- AIM OF THE TASK: Return all the data exactly, keeping the pictures out.

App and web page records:
BEGIN

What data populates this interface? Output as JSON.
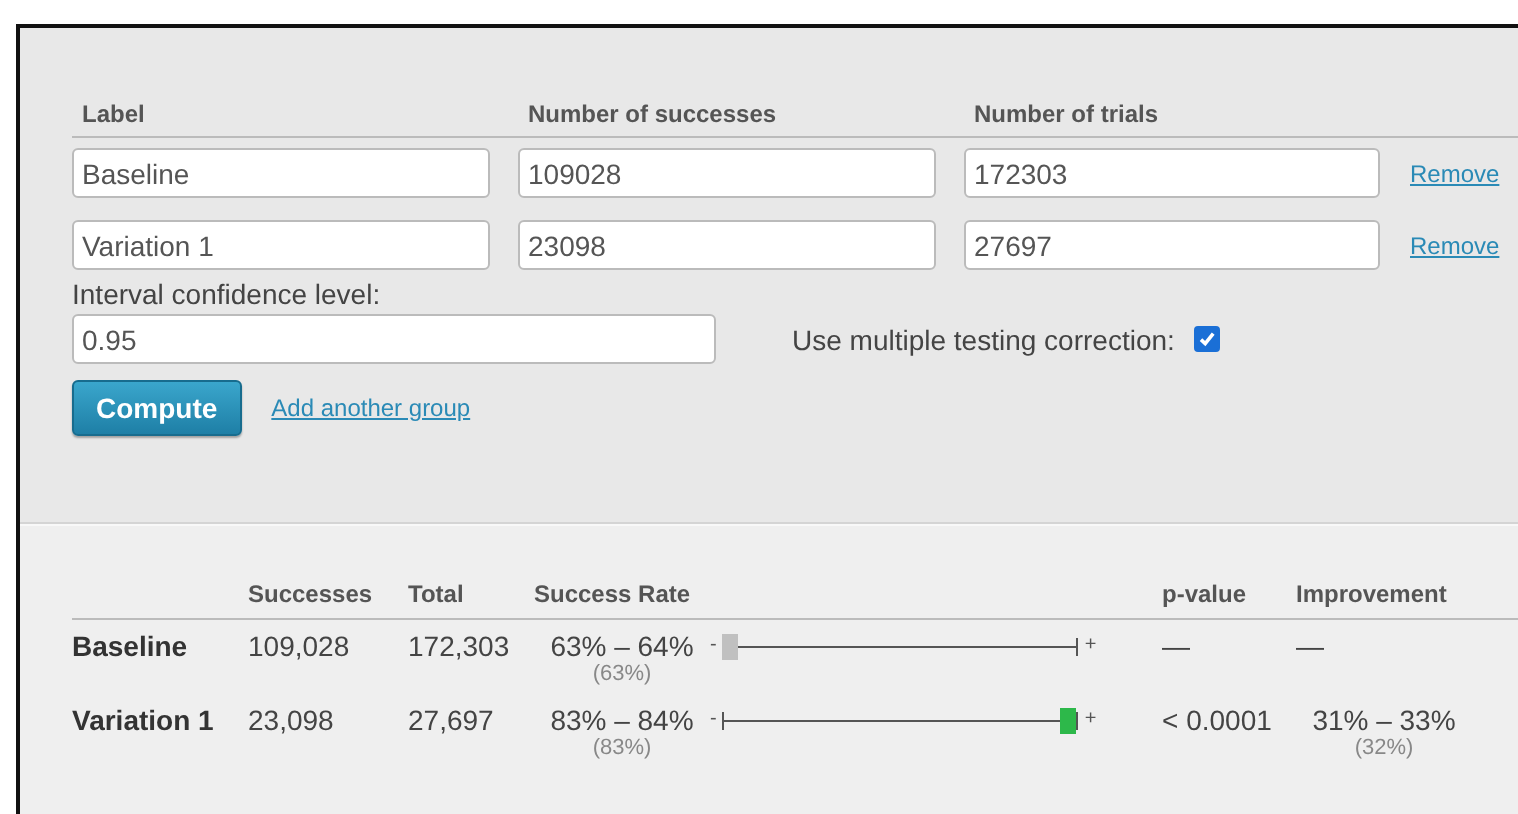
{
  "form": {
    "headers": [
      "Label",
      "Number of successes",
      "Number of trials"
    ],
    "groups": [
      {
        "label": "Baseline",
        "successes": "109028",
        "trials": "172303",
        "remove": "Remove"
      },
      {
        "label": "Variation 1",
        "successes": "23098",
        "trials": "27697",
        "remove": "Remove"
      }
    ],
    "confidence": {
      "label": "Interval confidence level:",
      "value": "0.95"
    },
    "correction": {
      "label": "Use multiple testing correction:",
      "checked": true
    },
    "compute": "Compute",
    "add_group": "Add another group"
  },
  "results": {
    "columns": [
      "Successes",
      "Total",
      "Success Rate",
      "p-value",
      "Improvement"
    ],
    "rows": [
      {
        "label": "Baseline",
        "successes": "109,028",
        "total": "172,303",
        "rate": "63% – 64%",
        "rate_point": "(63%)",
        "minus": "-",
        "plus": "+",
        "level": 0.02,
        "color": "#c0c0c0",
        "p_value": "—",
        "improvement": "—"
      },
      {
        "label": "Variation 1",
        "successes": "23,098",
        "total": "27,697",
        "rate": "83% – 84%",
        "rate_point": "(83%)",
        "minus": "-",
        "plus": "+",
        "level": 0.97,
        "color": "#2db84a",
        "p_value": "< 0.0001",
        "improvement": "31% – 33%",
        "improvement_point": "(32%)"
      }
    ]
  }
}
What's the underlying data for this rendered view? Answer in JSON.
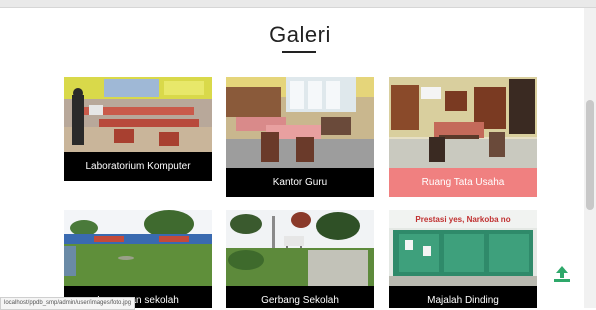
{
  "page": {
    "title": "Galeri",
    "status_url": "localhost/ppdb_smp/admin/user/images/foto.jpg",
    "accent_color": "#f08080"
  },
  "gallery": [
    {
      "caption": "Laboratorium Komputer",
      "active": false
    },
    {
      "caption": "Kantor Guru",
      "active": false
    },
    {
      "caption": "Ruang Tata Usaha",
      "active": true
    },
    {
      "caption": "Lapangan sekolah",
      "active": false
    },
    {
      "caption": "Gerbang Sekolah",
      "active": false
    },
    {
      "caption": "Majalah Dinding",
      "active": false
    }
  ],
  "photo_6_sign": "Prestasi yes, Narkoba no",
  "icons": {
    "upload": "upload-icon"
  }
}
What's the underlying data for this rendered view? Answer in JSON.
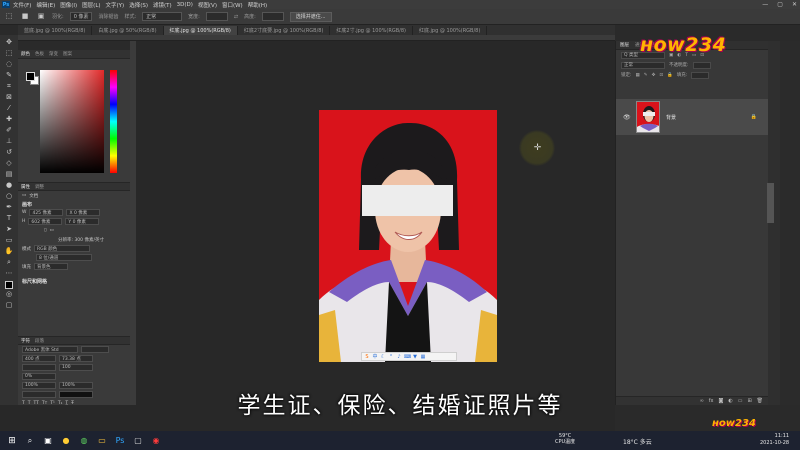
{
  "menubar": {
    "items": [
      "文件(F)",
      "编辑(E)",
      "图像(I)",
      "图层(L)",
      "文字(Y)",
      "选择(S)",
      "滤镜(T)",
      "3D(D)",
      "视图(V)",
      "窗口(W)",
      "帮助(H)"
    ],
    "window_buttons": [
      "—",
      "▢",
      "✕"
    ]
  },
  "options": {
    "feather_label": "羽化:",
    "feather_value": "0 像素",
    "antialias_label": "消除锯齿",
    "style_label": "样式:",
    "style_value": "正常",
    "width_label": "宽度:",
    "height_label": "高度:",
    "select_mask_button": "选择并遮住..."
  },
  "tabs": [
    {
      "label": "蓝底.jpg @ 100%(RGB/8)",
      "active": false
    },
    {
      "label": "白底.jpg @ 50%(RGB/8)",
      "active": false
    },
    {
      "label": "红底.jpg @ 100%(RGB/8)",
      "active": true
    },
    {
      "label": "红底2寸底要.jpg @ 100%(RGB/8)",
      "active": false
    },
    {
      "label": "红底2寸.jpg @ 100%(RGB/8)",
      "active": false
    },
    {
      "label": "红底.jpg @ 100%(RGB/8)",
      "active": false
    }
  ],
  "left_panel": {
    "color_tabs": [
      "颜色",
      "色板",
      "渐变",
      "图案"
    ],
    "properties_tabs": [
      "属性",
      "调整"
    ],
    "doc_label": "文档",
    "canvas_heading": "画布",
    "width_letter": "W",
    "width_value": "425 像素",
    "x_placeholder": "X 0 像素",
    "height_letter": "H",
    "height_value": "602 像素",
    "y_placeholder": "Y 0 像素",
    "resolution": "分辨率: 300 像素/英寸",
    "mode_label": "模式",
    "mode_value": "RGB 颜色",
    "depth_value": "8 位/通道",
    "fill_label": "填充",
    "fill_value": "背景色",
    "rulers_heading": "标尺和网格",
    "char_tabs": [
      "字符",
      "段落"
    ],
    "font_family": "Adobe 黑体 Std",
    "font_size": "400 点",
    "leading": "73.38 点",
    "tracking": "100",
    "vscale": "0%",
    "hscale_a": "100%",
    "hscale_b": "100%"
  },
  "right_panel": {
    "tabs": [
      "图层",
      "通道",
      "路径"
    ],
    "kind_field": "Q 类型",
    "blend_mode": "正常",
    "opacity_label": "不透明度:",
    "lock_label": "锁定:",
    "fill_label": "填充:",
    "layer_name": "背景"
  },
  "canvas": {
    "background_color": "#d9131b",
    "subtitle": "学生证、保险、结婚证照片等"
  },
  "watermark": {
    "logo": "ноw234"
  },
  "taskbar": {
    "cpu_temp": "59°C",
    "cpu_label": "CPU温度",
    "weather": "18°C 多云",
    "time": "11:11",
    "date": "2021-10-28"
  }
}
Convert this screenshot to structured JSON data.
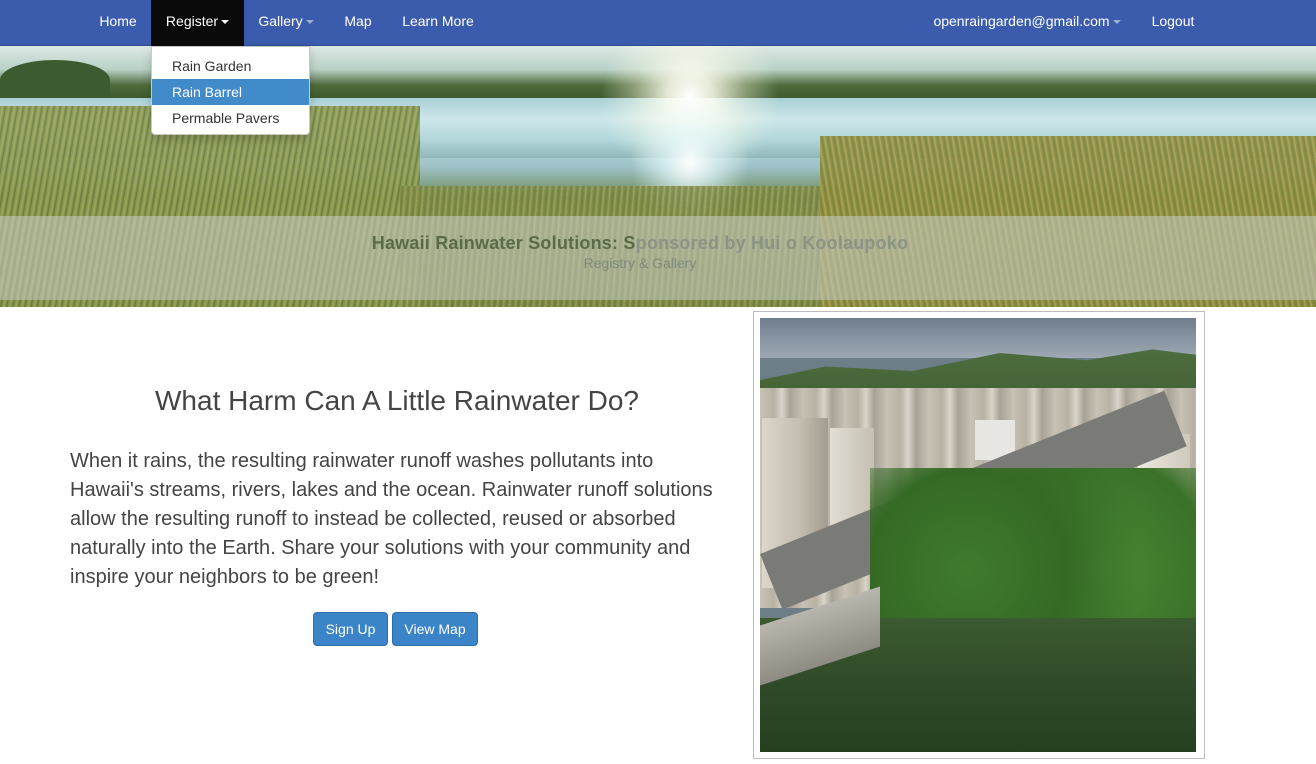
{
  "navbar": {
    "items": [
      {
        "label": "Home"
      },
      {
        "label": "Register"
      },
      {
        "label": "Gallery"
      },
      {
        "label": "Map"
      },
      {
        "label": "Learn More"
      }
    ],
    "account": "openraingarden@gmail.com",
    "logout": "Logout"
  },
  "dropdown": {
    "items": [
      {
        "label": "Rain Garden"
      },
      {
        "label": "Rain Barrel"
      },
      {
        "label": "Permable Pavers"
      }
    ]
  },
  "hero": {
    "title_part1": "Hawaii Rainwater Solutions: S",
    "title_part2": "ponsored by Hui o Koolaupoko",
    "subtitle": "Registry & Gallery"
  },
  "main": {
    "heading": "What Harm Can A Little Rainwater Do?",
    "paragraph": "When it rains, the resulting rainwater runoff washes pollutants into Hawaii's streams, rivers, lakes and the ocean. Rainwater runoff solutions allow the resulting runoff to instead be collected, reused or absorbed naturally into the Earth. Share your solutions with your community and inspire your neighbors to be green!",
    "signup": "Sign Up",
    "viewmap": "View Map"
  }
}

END

- RESULT:
What data populates this interface? Output as JSON.
{
  "form": {
    "headers": [
      "Label",
      "Number of successes",
      "Number of trials"
    ],
    "groups": [
      {
        "label": "Baseline",
        "successes": "109028",
        "trials": "172303",
        "remove": "Remove"
      },
      {
        "label": "Variation 1",
        "successes": "23098",
        "trials": "27697",
        "remove": "Remove"
      }
    ],
    "confidence": {
      "label": "Interval confidence level:",
      "value": "0.95"
    },
    "correction": {
      "label": "Use multiple testing correction:",
      "checked": true
    },
    "compute": "Compute",
    "add_group": "Add another group"
  },
  "results": {
    "columns": [
      "Successes",
      "Total",
      "Success Rate",
      "p-value",
      "Improvement"
    ],
    "rows": [
      {
        "label": "Baseline",
        "successes": "109,028",
        "total": "172,303",
        "rate": "63% – 64%",
        "rate_point": "(63%)",
        "minus": "-",
        "plus": "+",
        "level": 0.02,
        "color": "#c0c0c0",
        "p_value": "—",
        "improvement": "—"
      },
      {
        "label": "Variation 1",
        "successes": "23,098",
        "total": "27,697",
        "rate": "83% – 84%",
        "rate_point": "(83%)",
        "minus": "-",
        "plus": "+",
        "level": 0.97,
        "color": "#2db84a",
        "p_value": "< 0.0001",
        "improvement": "31% – 33%",
        "improvement_point": "(32%)"
      }
    ]
  }
}
What's the underlying data for this rendered view? Answer in JSON.
{
  "page": {
    "title": "Galeri",
    "status_url": "localhost/ppdb_smp/admin/user/images/foto.jpg",
    "accent_color": "#f08080"
  },
  "gallery": [
    {
      "caption": "Laboratorium Komputer",
      "active": false
    },
    {
      "caption": "Kantor Guru",
      "active": false
    },
    {
      "caption": "Ruang Tata Usaha",
      "active": true
    },
    {
      "caption": "Lapangan sekolah",
      "active": false
    },
    {
      "caption": "Gerbang Sekolah",
      "active": false
    },
    {
      "caption": "Majalah Dinding",
      "active": false
    }
  ],
  "photo_6_sign": "Prestasi yes, Narkoba no",
  "icons": {
    "upload": "upload-icon"
  }
}
What's the underlying data for this rendered view? Answer in JSON.
{
  "menubar": {
    "items": [
      "文件(F)",
      "编辑(E)",
      "图像(I)",
      "图层(L)",
      "文字(Y)",
      "选择(S)",
      "滤镜(T)",
      "3D(D)",
      "视图(V)",
      "窗口(W)",
      "帮助(H)"
    ],
    "window_buttons": [
      "—",
      "▢",
      "✕"
    ]
  },
  "options": {
    "feather_label": "羽化:",
    "feather_value": "0 像素",
    "antialias_label": "消除锯齿",
    "style_label": "样式:",
    "style_value": "正常",
    "width_label": "宽度:",
    "height_label": "高度:",
    "select_mask_button": "选择并遮住..."
  },
  "tabs": [
    {
      "label": "蓝底.jpg @ 100%(RGB/8)",
      "active": false
    },
    {
      "label": "白底.jpg @ 50%(RGB/8)",
      "active": false
    },
    {
      "label": "红底.jpg @ 100%(RGB/8)",
      "active": true
    },
    {
      "label": "红底2寸底要.jpg @ 100%(RGB/8)",
      "active": false
    },
    {
      "label": "红底2寸.jpg @ 100%(RGB/8)",
      "active": false
    },
    {
      "label": "红底.jpg @ 100%(RGB/8)",
      "active": false
    }
  ],
  "left_panel": {
    "color_tabs": [
      "颜色",
      "色板",
      "渐变",
      "图案"
    ],
    "properties_tabs": [
      "属性",
      "调整"
    ],
    "doc_label": "文档",
    "canvas_heading": "画布",
    "width_letter": "W",
    "width_value": "425 像素",
    "x_placeholder": "X 0 像素",
    "height_letter": "H",
    "height_value": "602 像素",
    "y_placeholder": "Y 0 像素",
    "resolution": "分辨率: 300 像素/英寸",
    "mode_label": "模式",
    "mode_value": "RGB 颜色",
    "depth_value": "8 位/通道",
    "fill_label": "填充",
    "fill_value": "背景色",
    "rulers_heading": "标尺和网格",
    "char_tabs": [
      "字符",
      "段落"
    ],
    "font_family": "Adobe 黑体 Std",
    "font_size": "400 点",
    "leading": "73.38 点",
    "tracking": "100",
    "vscale": "0%",
    "hscale_a": "100%",
    "hscale_b": "100%"
  },
  "right_panel": {
    "tabs": [
      "图层",
      "通道",
      "路径"
    ],
    "kind_field": "Q 类型",
    "blend_mode": "正常",
    "opacity_label": "不透明度:",
    "lock_label": "锁定:",
    "fill_label": "填充:",
    "layer_name": "背景"
  },
  "canvas": {
    "background_color": "#d9131b",
    "subtitle": "学生证、保险、结婚证照片等"
  },
  "watermark": {
    "logo": "ноw234"
  },
  "taskbar": {
    "cpu_temp": "59°C",
    "cpu_label": "CPU温度",
    "weather": "18°C 多云",
    "time": "11:11",
    "date": "2021-10-28"
  }
}
Convert this screenshot to structured JSON data.
{
  "navbar": {
    "items": [
      {
        "label": "Home"
      },
      {
        "label": "Register"
      },
      {
        "label": "Gallery"
      },
      {
        "label": "Map"
      },
      {
        "label": "Learn More"
      }
    ],
    "account": "openraingarden@gmail.com",
    "logout": "Logout"
  },
  "dropdown": {
    "items": [
      {
        "label": "Rain Garden"
      },
      {
        "label": "Rain Barrel"
      },
      {
        "label": "Permable Pavers"
      }
    ]
  },
  "hero": {
    "title_part1": "Hawaii Rainwater Solutions: S",
    "title_part2": "ponsored by Hui o Koolaupoko",
    "subtitle": "Registry & Gallery"
  },
  "main": {
    "heading": "What Harm Can A Little Rainwater Do?",
    "paragraph": "When it rains, the resulting rainwater runoff washes pollutants into Hawaii's streams, rivers, lakes and the ocean. Rainwater runoff solutions allow the resulting runoff to instead be collected, reused or absorbed naturally into the Earth. Share your solutions with your community and inspire your neighbors to be green!",
    "signup": "Sign Up",
    "viewmap": "View Map"
  }
}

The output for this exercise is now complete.